(we actually just write the entire event object to the socket and the client side JS is responsible for figuring out how to route it and what not)

Scoping and authentication

Quick explanation is, it works much like Rack middleware. Configure a class and it will be passed the request object on initialize.

Class must respond to matches? which will determine whether the request is valid, and in the case of scope_with, will scope the publishing of the record, i.e.

organization.1234.post.created rather than post.created

Advanced Configuration

Todo: explain scoping and authenticating the websocket requests and provide better example.

Important To Do

Allow target redis instance to actually be configurable. Right now just running locally so connects to redis defaults.

Configuration / Initializer

::Atr.configure do |config|
  config.authenticate_with = ::WebsocketAuthenticator
  config.scope_with = ::WebsocketScope
  config.event_serializer = ::WebsocketEventSerializer
end

FYIs / Gotchas / Notes to self

ActiveRecord opens new connection each time request comes in, Im manually closing it as we do need to have AR loaded for the purposes of reading the schema, but after that we dont need a connection at all since all the marshaling/unmarshaling the event does not require it. (As far as I can see at least). The main application w/ the publisher, does the serialization, so the server doesen't need the connections. So no used up connections per the websocket threads that are created. Winning.

If I decide to go the route of websocket rails to allow cruding beyond just listening as it stands right now, the websocket connections will need to use connection pool.

Installation

Add this line to your application's Gemfile:

gem 'atr'

And then execute:

$ bundle

Or install it yourself as:

$ gem install atr

Contributing

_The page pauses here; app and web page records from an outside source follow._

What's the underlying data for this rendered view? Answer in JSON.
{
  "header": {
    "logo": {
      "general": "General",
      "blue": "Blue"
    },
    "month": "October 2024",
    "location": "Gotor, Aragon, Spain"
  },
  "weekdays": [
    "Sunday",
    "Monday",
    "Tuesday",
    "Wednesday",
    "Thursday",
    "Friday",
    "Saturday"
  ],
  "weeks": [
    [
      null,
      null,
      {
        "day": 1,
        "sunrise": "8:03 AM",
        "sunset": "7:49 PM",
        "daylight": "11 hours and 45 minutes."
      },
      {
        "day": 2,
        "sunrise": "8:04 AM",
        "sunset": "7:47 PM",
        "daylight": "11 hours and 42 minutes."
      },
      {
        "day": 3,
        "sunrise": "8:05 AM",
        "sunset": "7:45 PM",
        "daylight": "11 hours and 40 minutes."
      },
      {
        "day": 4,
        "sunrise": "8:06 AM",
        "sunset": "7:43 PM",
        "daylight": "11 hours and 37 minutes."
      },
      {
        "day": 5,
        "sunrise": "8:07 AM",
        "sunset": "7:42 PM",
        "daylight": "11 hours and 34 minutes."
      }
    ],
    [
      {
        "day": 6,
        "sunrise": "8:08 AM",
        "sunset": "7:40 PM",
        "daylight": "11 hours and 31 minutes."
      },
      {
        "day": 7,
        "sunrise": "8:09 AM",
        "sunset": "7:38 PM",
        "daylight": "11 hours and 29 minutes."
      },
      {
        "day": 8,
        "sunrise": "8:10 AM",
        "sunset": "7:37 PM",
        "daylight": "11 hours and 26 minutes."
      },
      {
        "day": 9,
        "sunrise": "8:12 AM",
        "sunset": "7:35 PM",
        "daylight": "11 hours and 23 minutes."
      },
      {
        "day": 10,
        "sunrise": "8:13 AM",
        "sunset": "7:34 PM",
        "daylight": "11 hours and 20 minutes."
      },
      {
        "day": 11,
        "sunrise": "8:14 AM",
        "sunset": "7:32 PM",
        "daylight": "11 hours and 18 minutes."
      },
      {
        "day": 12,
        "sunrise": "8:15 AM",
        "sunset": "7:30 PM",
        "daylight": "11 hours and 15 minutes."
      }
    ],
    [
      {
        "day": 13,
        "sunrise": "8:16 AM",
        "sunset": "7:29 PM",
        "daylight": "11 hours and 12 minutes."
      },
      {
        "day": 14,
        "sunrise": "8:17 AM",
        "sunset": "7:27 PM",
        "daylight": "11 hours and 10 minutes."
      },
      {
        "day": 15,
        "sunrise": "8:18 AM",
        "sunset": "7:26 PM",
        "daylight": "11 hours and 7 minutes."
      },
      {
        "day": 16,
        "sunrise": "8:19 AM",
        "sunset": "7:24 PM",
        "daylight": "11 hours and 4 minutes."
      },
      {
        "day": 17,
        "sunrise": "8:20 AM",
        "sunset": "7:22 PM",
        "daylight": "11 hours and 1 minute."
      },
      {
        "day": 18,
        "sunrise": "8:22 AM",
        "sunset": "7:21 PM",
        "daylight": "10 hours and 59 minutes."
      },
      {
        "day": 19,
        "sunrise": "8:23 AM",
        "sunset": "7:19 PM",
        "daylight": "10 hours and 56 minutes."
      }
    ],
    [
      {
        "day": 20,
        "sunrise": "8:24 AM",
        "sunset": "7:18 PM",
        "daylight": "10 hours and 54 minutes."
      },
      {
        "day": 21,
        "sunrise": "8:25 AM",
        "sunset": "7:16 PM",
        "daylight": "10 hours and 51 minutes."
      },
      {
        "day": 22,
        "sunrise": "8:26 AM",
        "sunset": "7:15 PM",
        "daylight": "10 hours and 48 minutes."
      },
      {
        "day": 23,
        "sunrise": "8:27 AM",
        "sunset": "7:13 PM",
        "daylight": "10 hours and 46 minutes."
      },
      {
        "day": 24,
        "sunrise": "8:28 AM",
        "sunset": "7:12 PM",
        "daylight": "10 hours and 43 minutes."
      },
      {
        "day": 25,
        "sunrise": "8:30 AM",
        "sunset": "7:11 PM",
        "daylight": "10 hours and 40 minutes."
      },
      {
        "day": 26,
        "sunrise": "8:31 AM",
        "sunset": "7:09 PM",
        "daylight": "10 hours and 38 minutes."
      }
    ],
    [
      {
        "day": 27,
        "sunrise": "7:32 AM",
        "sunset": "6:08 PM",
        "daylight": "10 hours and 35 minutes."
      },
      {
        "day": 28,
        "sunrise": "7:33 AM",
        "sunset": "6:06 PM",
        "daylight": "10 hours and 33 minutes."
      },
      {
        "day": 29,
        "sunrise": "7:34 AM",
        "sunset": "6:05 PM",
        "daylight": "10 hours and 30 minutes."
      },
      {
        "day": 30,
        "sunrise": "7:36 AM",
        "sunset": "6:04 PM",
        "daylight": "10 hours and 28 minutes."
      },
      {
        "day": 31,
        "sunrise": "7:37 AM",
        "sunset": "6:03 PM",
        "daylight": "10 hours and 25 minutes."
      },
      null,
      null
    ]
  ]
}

  1. Fork it ( https://github.com/[my-github-username]/atr/fork )
  2. Create your feature branch (git checkout -b my-new-feature)
  3. Commit your changes (git commit -am 'Add some feature')
  4. Push to the branch (git push origin my-new-feature)
  5. Create a new Pull Request